In the records below, find each line holding the word "Chọn" and copy it.
*** Opening of Data in this exercise ***
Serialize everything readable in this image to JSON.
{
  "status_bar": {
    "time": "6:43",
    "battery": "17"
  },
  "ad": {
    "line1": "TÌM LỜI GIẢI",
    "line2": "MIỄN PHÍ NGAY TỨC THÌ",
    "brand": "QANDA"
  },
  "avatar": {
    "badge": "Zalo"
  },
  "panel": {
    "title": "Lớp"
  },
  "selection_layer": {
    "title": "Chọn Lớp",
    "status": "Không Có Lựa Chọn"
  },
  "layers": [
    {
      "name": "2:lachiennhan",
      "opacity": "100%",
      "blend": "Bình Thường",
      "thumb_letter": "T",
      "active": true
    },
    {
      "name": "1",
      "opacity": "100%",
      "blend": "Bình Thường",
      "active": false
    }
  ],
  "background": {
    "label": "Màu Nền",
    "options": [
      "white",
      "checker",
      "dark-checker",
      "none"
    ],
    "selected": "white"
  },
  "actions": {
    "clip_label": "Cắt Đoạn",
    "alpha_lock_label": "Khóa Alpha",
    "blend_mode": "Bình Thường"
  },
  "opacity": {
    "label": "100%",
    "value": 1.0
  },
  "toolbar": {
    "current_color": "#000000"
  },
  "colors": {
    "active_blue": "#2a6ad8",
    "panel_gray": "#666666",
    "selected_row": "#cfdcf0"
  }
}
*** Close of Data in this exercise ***
The completed task>
    "title": "Chọn Lớp",
    "status": "Không Có Lựa Chọn"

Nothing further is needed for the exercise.